The interview was conducted on the eve of the fiftieth year since abortions became legal in the UK, except for Northern Ireland . So the interview was to tell how it was for women before abortions became legal.

The final words of the woman when asked if she had any regrets (the interviewer was a woman), her response was no, adding “thank God”. I doubt that she meant thank God that she had three abortions but I think she meant thank God that the law was changed making it lawful to have an abortion because of the dangers of backstreet abortions.

Whilst I understand the dilemma women then and now have when finding out they are pregnant and don’t want to have the baby it still is wrong to abort the unborn child.

The word abort or abortion has been sanitised because it doesn’t truly convey what is involved in the process but simply put, it’s very ugly, messy and psychologically disturbing. So disturbing is the procedure that images of what happens cannot be shown on TV or any mainstream media. The Advertising Standards Agency, the BBC and all regulators will not allow such images to be shown.

Protestors against abortions who display such images in front of abortion clinics and other public places are vilified and accused of cruelty, bullying and of being offensive. What about the unborn child who is weeping for them? Photos of the unborn child are unmistakably human. The abortion procedure includes the dismemberment of the foetus piece by piece with a sharp instrument.

If such images were shown it is very doubtful that the law would remain unchanged; there is talk of changing the law to make it easier to have an abortion in that it should only require limited pre-counselling and that a termination should be allowed to take place beyond twenty four weeks, the current maximum. There is exception to this rule if the mother’s life is at risk or there are foetal abnormalities, then there is no limit. There is also no age limit for treatment.

Will the law change in terms of making it illegal? Not in my life time and perhaps never for the argument against it is not encouraged for “it’s the woman’s right to choose” and it’s “her body”.

Abortion has nothing to do with God, indeed God disapproves, and it’s a sin because it is the wilful taking of life. The unborn child is protected by its mother in the womb where it develops for nine months and then at the appointed time it forces the mother to allow it to leave. When it is born it gets all the support of the law and cannot be neglected, abused or hurt in any way. Society is very hard on anyone who fails to look after the baby right through to adulthood. As an adult we are protected from harm and in particular any attempt to kill us. Murder is still the highest and most heinous of crimes.

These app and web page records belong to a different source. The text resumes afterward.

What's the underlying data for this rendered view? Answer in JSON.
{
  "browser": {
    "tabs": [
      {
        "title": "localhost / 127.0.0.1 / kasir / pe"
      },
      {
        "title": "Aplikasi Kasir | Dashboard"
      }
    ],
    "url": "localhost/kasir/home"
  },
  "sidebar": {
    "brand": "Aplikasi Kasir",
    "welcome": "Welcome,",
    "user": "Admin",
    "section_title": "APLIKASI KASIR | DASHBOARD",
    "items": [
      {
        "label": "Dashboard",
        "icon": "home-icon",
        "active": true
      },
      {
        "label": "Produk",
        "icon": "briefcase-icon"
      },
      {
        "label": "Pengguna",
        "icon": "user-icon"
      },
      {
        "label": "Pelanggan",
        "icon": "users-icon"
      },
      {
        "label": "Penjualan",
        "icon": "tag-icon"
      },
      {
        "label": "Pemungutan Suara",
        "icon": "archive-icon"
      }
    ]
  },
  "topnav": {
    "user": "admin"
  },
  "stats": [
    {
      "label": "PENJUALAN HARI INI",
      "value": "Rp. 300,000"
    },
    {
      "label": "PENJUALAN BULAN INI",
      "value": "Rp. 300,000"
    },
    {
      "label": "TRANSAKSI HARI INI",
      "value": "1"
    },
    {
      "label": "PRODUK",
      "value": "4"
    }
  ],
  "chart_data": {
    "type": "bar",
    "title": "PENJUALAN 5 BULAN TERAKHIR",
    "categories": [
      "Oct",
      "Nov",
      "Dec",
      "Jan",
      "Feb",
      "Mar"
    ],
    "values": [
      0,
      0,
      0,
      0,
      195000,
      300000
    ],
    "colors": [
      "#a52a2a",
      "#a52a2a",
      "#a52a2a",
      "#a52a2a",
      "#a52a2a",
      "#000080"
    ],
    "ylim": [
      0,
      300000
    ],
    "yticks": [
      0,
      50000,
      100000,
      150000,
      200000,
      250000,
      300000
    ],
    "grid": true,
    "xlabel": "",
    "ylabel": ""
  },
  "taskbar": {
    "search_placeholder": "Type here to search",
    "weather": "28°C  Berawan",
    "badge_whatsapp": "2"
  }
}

As a society we have become desensitised to the act of abortion. The very word is euphemism for something very bad and ugly. Each new generation is even more insensitive to the act because the images are hidden, debate is shut down and the voice of protestors are made to appear offensive, cruel and even unchristian.

Finally, there are many things we must give God thanks for but abortion is certainly not one of them.

Our platform is the world and our congregation the people.

 The Lord’s servant

 Lloyd Denny